⟨
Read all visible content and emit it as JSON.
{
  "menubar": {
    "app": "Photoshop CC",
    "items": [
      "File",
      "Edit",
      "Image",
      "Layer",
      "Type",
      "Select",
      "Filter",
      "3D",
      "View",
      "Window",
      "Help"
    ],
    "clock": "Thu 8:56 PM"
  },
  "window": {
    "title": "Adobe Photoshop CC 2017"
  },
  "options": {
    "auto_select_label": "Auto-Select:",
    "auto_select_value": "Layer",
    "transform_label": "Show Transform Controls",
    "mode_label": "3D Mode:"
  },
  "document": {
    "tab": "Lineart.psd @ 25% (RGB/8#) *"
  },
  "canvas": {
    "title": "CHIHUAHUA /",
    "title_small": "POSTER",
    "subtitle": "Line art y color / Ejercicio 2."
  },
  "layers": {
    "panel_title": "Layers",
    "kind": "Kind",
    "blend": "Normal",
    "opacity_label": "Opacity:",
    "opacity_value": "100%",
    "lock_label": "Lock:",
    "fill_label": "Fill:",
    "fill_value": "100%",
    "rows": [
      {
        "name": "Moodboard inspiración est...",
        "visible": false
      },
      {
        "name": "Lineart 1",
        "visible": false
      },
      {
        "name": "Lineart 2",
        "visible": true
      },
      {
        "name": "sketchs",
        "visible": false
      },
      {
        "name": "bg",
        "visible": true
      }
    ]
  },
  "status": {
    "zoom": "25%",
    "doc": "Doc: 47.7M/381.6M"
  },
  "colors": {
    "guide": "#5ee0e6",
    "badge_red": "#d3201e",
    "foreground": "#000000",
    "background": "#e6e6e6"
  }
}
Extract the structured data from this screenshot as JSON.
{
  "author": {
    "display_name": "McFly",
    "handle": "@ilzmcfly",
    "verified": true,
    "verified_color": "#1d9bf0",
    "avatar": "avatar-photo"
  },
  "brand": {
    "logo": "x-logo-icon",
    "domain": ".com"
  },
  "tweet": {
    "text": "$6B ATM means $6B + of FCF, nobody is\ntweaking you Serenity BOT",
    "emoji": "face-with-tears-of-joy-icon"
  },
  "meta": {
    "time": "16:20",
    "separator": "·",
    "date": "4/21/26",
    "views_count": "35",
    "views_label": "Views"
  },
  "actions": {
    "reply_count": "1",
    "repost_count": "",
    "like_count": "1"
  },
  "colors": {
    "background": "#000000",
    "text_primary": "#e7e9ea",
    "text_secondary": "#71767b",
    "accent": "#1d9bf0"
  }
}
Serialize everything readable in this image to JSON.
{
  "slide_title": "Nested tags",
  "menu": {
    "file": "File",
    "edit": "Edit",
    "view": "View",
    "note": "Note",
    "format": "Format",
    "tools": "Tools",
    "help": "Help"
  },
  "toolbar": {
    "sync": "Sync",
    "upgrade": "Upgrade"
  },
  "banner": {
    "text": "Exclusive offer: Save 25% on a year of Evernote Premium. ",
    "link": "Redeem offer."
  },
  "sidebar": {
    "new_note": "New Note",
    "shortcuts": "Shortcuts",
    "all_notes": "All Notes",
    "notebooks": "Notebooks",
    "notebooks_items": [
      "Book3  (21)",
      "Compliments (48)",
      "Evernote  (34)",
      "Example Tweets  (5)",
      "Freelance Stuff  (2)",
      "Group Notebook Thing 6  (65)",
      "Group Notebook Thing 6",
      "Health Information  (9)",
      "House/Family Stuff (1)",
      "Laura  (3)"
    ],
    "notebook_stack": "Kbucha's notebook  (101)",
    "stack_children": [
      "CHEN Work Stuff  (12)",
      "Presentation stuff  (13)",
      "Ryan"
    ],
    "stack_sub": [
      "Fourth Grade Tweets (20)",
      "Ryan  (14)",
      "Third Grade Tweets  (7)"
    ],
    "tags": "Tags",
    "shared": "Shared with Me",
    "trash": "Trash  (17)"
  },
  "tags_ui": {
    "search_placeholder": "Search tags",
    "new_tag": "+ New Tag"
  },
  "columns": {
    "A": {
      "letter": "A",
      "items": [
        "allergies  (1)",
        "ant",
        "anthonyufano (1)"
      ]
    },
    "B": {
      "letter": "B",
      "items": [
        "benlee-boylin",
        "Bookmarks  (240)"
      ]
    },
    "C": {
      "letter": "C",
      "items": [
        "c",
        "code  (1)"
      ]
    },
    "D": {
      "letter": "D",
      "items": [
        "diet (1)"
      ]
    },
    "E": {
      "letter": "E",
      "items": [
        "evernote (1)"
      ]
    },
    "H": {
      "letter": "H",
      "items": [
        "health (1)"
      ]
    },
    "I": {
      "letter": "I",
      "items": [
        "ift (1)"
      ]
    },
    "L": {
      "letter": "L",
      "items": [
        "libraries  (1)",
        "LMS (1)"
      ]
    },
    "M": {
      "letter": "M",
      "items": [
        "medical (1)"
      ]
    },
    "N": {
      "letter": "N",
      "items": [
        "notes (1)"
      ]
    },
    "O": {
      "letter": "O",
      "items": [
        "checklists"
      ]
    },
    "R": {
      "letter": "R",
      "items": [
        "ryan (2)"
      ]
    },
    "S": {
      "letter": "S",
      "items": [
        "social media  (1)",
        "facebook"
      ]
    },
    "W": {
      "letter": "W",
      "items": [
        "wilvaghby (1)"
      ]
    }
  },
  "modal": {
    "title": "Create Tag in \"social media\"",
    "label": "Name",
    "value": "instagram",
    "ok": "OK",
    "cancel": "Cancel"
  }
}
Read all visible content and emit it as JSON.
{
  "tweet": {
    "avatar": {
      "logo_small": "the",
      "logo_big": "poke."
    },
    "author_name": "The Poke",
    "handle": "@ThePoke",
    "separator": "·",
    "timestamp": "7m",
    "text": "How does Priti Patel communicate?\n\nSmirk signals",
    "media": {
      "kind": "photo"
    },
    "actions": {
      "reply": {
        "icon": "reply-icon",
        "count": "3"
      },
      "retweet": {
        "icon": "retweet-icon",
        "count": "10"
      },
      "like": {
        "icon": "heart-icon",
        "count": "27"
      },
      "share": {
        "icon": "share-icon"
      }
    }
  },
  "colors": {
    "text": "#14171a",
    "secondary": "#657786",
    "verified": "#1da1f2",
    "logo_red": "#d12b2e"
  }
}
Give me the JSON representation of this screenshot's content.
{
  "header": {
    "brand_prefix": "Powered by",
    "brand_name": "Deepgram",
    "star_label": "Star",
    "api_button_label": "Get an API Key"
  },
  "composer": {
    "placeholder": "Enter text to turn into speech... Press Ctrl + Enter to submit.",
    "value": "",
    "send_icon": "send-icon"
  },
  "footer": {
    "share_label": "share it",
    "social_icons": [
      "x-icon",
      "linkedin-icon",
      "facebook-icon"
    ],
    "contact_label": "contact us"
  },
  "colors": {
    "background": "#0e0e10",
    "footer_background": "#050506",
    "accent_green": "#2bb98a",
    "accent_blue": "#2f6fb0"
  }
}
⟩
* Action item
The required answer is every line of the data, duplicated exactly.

* Completed exercise
Read all visible content and emit it as JSON.
{
  "menubar": {
    "app": "Photoshop CC",
    "items": [
      "File",
      "Edit",
      "Image",
      "Layer",
      "Type",
      "Select",
      "Filter",
      "3D",
      "View",
      "Window",
      "Help"
    ],
    "clock": "Thu 8:56 PM"
  },
  "window": {
    "title": "Adobe Photoshop CC 2017"
  },
  "options": {
    "auto_select_label": "Auto-Select:",
    "auto_select_value": "Layer",
    "transform_label": "Show Transform Controls",
    "mode_label": "3D Mode:"
  },
  "document": {
    "tab": "Lineart.psd @ 25% (RGB/8#) *"
  },
  "canvas": {
    "title": "CHIHUAHUA /",
    "title_small": "POSTER",
    "subtitle": "Line art y color / Ejercicio 2."
  },
  "layers": {
    "panel_title": "Layers",
    "kind": "Kind",
    "blend": "Normal",
    "opacity_label": "Opacity:",
    "opacity_value": "100%",
    "lock_label": "Lock:",
    "fill_label": "Fill:",
    "fill_value": "100%",
    "rows": [
      {
        "name": "Moodboard inspiración est...",
        "visible": false
      },
      {
        "name": "Lineart 1",
        "visible": false
      },
      {
        "name": "Lineart 2",
        "visible": true
      },
      {
        "name": "sketchs",
        "visible": false
      },
      {
        "name": "bg",
        "visible": true
      }
    ]
  },
  "status": {
    "zoom": "25%",
    "doc": "Doc: 47.7M/381.6M"
  },
  "colors": {
    "guide": "#5ee0e6",
    "badge_red": "#d3201e",
    "foreground": "#000000",
    "background": "#e6e6e6"
  }
}
Extract the structured data from this screenshot as JSON.
{
  "author": {
    "display_name": "McFly",
    "handle": "@ilzmcfly",
    "verified": true,
    "verified_color": "#1d9bf0",
    "avatar": "avatar-photo"
  },
  "brand": {
    "logo": "x-logo-icon",
    "domain": ".com"
  },
  "tweet": {
    "text": "$6B ATM means $6B + of FCF, nobody is\ntweaking you Serenity BOT",
    "emoji": "face-with-tears-of-joy-icon"
  },
  "meta": {
    "time": "16:20",
    "separator": "·",
    "date": "4/21/26",
    "views_count": "35",
    "views_label": "Views"
  },
  "actions": {
    "reply_count": "1",
    "repost_count": "",
    "like_count": "1"
  },
  "colors": {
    "background": "#000000",
    "text_primary": "#e7e9ea",
    "text_secondary": "#71767b",
    "accent": "#1d9bf0"
  }
}
Serialize everything readable in this image to JSON.
{
  "slide_title": "Nested tags",
  "menu": {
    "file": "File",
    "edit": "Edit",
    "view": "View",
    "note": "Note",
    "format": "Format",
    "tools": "Tools",
    "help": "Help"
  },
  "toolbar": {
    "sync": "Sync",
    "upgrade": "Upgrade"
  },
  "banner": {
    "text": "Exclusive offer: Save 25% on a year of Evernote Premium. ",
    "link": "Redeem offer."
  },
  "sidebar": {
    "new_note": "New Note",
    "shortcuts": "Shortcuts",
    "all_notes": "All Notes",
    "notebooks": "Notebooks",
    "notebooks_items": [
      "Book3  (21)",
      "Compliments (48)",
      "Evernote  (34)",
      "Example Tweets  (5)",
      "Freelance Stuff  (2)",
      "Group Notebook Thing 6  (65)",
      "Group Notebook Thing 6",
      "Health Information  (9)",
      "House/Family Stuff (1)",
      "Laura  (3)"
    ],
    "notebook_stack": "Kbucha's notebook  (101)",
    "stack_children": [
      "CHEN Work Stuff  (12)",
      "Presentation stuff  (13)",
      "Ryan"
    ],
    "stack_sub": [
      "Fourth Grade Tweets (20)",
      "Ryan  (14)",
      "Third Grade Tweets  (7)"
    ],
    "tags": "Tags",
    "shared": "Shared with Me",
    "trash": "Trash  (17)"
  },
  "tags_ui": {
    "search_placeholder": "Search tags",
    "new_tag": "+ New Tag"
  },
  "columns": {
    "A": {
      "letter": "A",
      "items": [
        "allergies  (1)",
        "ant",
        "anthonyufano (1)"
      ]
    },
    "B": {
      "letter": "B",
      "items": [
        "benlee-boylin",
        "Bookmarks  (240)"
      ]
    },
    "C": {
      "letter": "C",
      "items": [
        "c",
        "code  (1)"
      ]
    },
    "D": {
      "letter": "D",
      "items": [
        "diet (1)"
      ]
    },
    "E": {
      "letter": "E",
      "items": [
        "evernote (1)"
      ]
    },
    "H": {
      "letter": "H",
      "items": [
        "health (1)"
      ]
    },
    "I": {
      "letter": "I",
      "items": [
        "ift (1)"
      ]
    },
    "L": {
      "letter": "L",
      "items": [
        "libraries  (1)",
        "LMS (1)"
      ]
    },
    "M": {
      "letter": "M",
      "items": [
        "medical (1)"
      ]
    },
    "N": {
      "letter": "N",
      "items": [
        "notes (1)"
      ]
    },
    "O": {
      "letter": "O",
      "items": [
        "checklists"
      ]
    },
    "R": {
      "letter": "R",
      "items": [
        "ryan (2)"
      ]
    },
    "S": {
      "letter": "S",
      "items": [
        "social media  (1)",
        "facebook"
      ]
    },
    "W": {
      "letter": "W",
      "items": [
        "wilvaghby (1)"
      ]
    }
  },
  "modal": {
    "title": "Create Tag in \"social media\"",
    "label": "Name",
    "value": "instagram",
    "ok": "OK",
    "cancel": "Cancel"
  }
}
Read all visible content and emit it as JSON.
{
  "tweet": {
    "avatar": {
      "logo_small": "the",
      "logo_big": "poke."
    },
    "author_name": "The Poke",
    "handle": "@ThePoke",
    "separator": "·",
    "timestamp": "7m",
    "text": "How does Priti Patel communicate?\n\nSmirk signals",
    "media": {
      "kind": "photo"
    },
    "actions": {
      "reply": {
        "icon": "reply-icon",
        "count": "3"
      },
      "retweet": {
        "icon": "retweet-icon",
        "count": "10"
      },
      "like": {
        "icon": "heart-icon",
        "count": "27"
      },
      "share": {
        "icon": "share-icon"
      }
    }
  },
  "colors": {
    "text": "#14171a",
    "secondary": "#657786",
    "verified": "#1da1f2",
    "logo_red": "#d12b2e"
  }
}
Give me the JSON representation of this screenshot's content.
{
  "header": {
    "brand_prefix": "Powered by",
    "brand_name": "Deepgram",
    "star_label": "Star",
    "api_button_label": "Get an API Key"
  },
  "composer": {
    "placeholder": "Enter text to turn into speech... Press Ctrl + Enter to submit.",
    "value": "",
    "send_icon": "send-icon"
  },
  "footer": {
    "share_label": "share it",
    "social_icons": [
      "x-icon",
      "linkedin-icon",
      "facebook-icon"
    ],
    "contact_label": "contact us"
  },
  "colors": {
    "background": "#0e0e10",
    "footer_background": "#050506",
    "accent_green": "#2bb98a",
    "accent_blue": "#2f6fb0"
  }
}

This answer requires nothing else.